   Fourth, we deal with SD as a locally relevant discourse. According to the interviews that we conducted during SUSTAINLUX, many in Luxembourg date local environmental governance back to Rio, the Green Party, the planning law of 1999 and respective planning documents. However, for one thing, Luxembourg also has a long history of natural resource management, and by extension, environmental policy.[7] Like many European cities, the role of fresh water infrastructure, waste disposal, and forestry has long been closely linked to the development of the state apparatus and economic development policy. Sustainability was anchored in forestry legislation of the Grand Duchy as early as 1840. Today, policy debates around SD centre either on local radical social movements or on national objectives of climate change, energy reduction, and smart mobility. Concerning the latter, efforts have concentrated most recently on the design and enforcement of a particular land use arrangement in the name of SD. On this, Hesse (2014) recently published a critical commentary in the daily newspaper Luxemburger Wort, titled “Plan ohne Land”.[8] A copy is available here.

[1] Rydin, Y. (2010) Governing for Sustainable Urban Development (Washington, DC, Routledge).

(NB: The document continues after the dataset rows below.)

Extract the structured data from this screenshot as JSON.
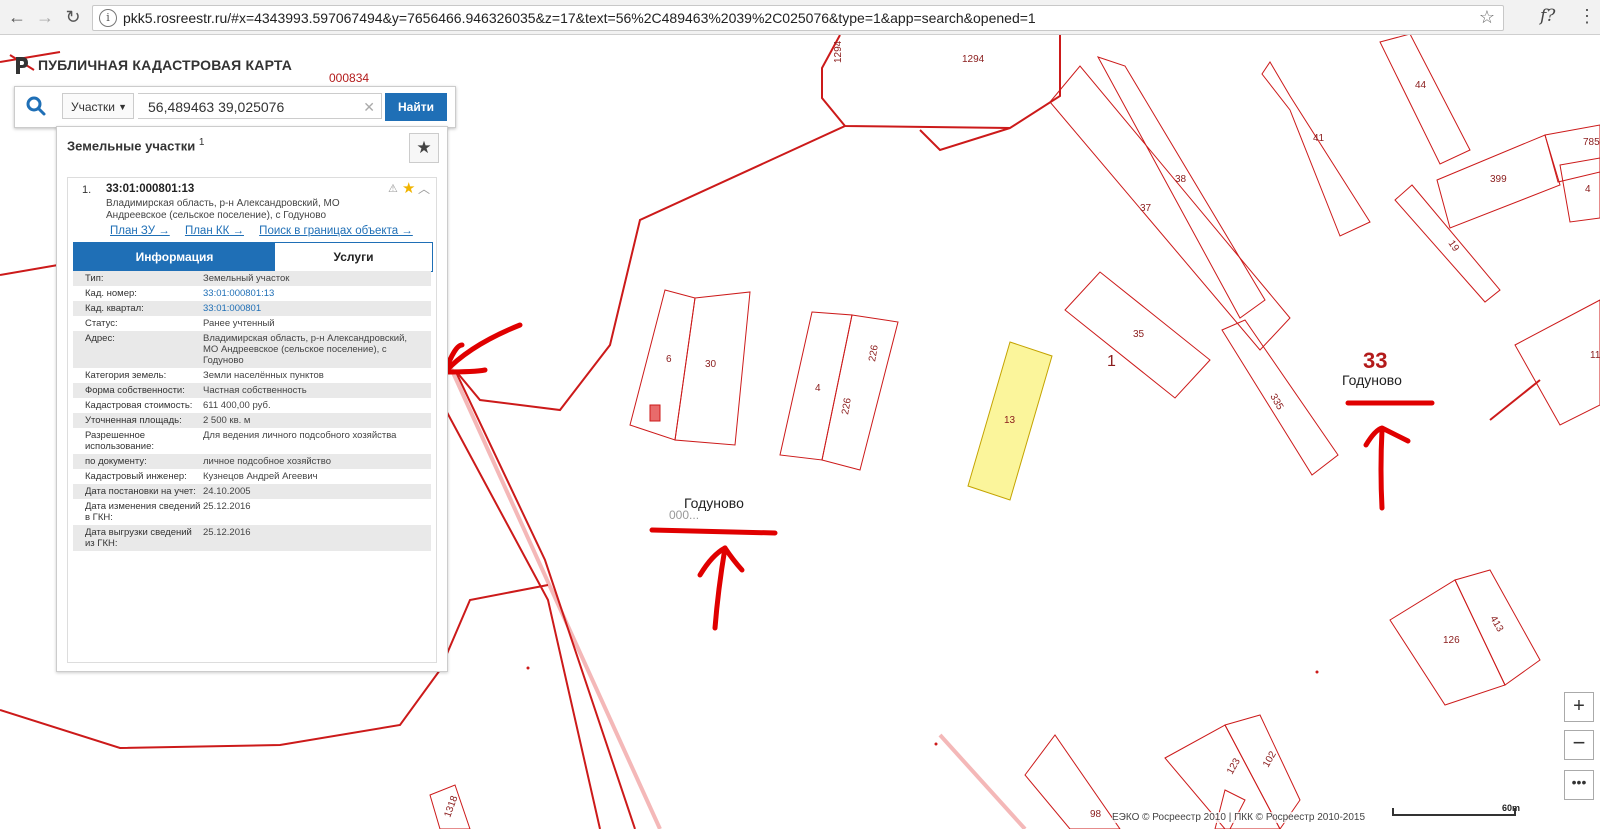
{
  "browser": {
    "url": "pkk5.rosreestr.ru/#x=4343993.597067494&y=7656466.946326035&z=17&text=56%2C489463%2039%2C025076&type=1&app=search&opened=1",
    "ext_label": "f?"
  },
  "app": {
    "title": "ПУБЛИЧНАЯ КАДАСТРОВАЯ КАРТА"
  },
  "search": {
    "type_value": "Участки",
    "query": "56,489463 39,025076",
    "find_label": "Найти"
  },
  "panel": {
    "title": "Земельные участки",
    "count": "1",
    "result": {
      "index": "1.",
      "cad_number": "33:01:000801:13",
      "address": "Владимирская область, р-н Александровский, МО Андреевское (сельское поселение), с Годуново",
      "links": [
        "План ЗУ →",
        "План КК →",
        "Поиск в границах объекта →"
      ],
      "tabs": {
        "info": "Информация",
        "services": "Услуги"
      },
      "rows": [
        {
          "k": "Тип:",
          "v": "Земельный участок"
        },
        {
          "k": "Кад. номер:",
          "v": "33:01:000801:13"
        },
        {
          "k": "Кад. квартал:",
          "v": "33:01:000801"
        },
        {
          "k": "Статус:",
          "v": "Ранее учтенный"
        },
        {
          "k": "Адрес:",
          "v": "Владимирская область, р-н Александровский, МО Андреевское (сельское поселение), с Годуново"
        },
        {
          "k": "Категория земель:",
          "v": "Земли населённых пунктов"
        },
        {
          "k": "Форма собственности:",
          "v": "Частная собственность"
        },
        {
          "k": "Кадастровая стоимость:",
          "v": "611 400,00 руб."
        },
        {
          "k": "Уточненная площадь:",
          "v": "2 500 кв. м"
        },
        {
          "k": "Разрешенное использование:",
          "v": "Для ведения личного подсобного хозяйства"
        },
        {
          "k": "по документу:",
          "v": "личное подсобное хозяйство"
        },
        {
          "k": "Кадастровый инженер:",
          "v": "Кузнецов Андрей Агеевич"
        },
        {
          "k": "Дата постановки на учет:",
          "v": "24.10.2005"
        },
        {
          "k": "Дата изменения сведений в ГКН:",
          "v": "25.12.2016"
        },
        {
          "k": "Дата выгрузки сведений из ГКН:",
          "v": "25.12.2016"
        }
      ]
    }
  },
  "map": {
    "quarter_label": "000834",
    "place_name_1": "Годуново",
    "place_name_2": "Годуново",
    "overlap_label": "000...",
    "region_code": "33",
    "region_code_2": "1",
    "parcels": [
      "1294",
      "1294",
      "44",
      "41",
      "785",
      "399",
      "38",
      "37",
      "19",
      "4",
      "35",
      "6",
      "30",
      "226",
      "4",
      "226",
      "13",
      "335",
      "11",
      "126",
      "413",
      "123",
      "102",
      "98",
      "1318"
    ],
    "attribution": "ЕЭКО © Росреестр 2010 | ПКК © Росреестр 2010-2015",
    "scale": "60m"
  },
  "colors": {
    "accent": "#1f6fb6",
    "parcel": "#cc1a1a",
    "selected": "#fbf59b",
    "annotation": "#e00000"
  }
}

[2] Carr, C. (guest ed., forthcoming): Raising Sustainability. Forthcoming in Planning Theory & Practice, Interface.  Becker, T. (forthcoming) Boosting and Mobilizing Sustainability: Why European Sustainable Urban Development Initiatives Are Slow to Materialise. Planning Theory & Practice, Interface. Evrard, E., B.Nienaber, and U. Roos. (forthcoming) Territorial Cohesion as a Vehicle of Sustainability. Planning Theory & Practice, Interface. Hesse, M. (forthcoming) Distorted Density: Where the Views of Developers and NGOs on Sustainable Urban Development Intersect. Planning Theory & Practice, Interface.  Krueger, R. (forthcoming) Overcoming Politics with Markets? The Co-Production of Sustainable Development in Urban and Regional Planning. Planning Theory & Practice, Interface. McDonough, Evan. (forthcoming) Sustainable Urban Development and the Challenge of Global Nodes and Spatial Integration: Madrid-Barajas Airport and Development on the Periphery of the Global City. Planning Theory & Practice, Interface.
[3] Carr, C., 2013. Discourse Yes, Implementation Maybe: An Immobility and Paralysis of Sustainable Development Policy. European Planning Studies 22 (9): 1824–40. doi:10.1080/09654313.2013.806433.
[4] Carr, C. and J. Affolderbach. 2014. Rescaling Sustainability? Local Opportunities and Scalar Contradictions. Local Environment 19 (6): 567–71.
[5] Affolderbach, J., and C. Carr. 2014. Blending Scales of Governance: Land Use Policies and Practices in the Small State of Luxembourg. Regional Studies. doi:10.1080/00343404.2014.893057.
[6] Hesse, M. 2013. Das ‘Kirchberg-Syndrom’: Grosse Projekte im kleinen Land. Bauen und Planen in Luxemburg. DISP - The Planning Review 49 (1): 14–28.
[7] Carr, C., Hesse, M., Schulz, C. Sustainable Spatial Development in Luxembourg. Under preparation for « Luxembourg Studies/Etudes luxembourgoises », book series publ. by Peter Lang, Frankfurt et al.
[8] Hesse, M. 2014. Plan ohne Land. Luxemburger Wort, p. 16, Analyse & Meinung (16.11.2014).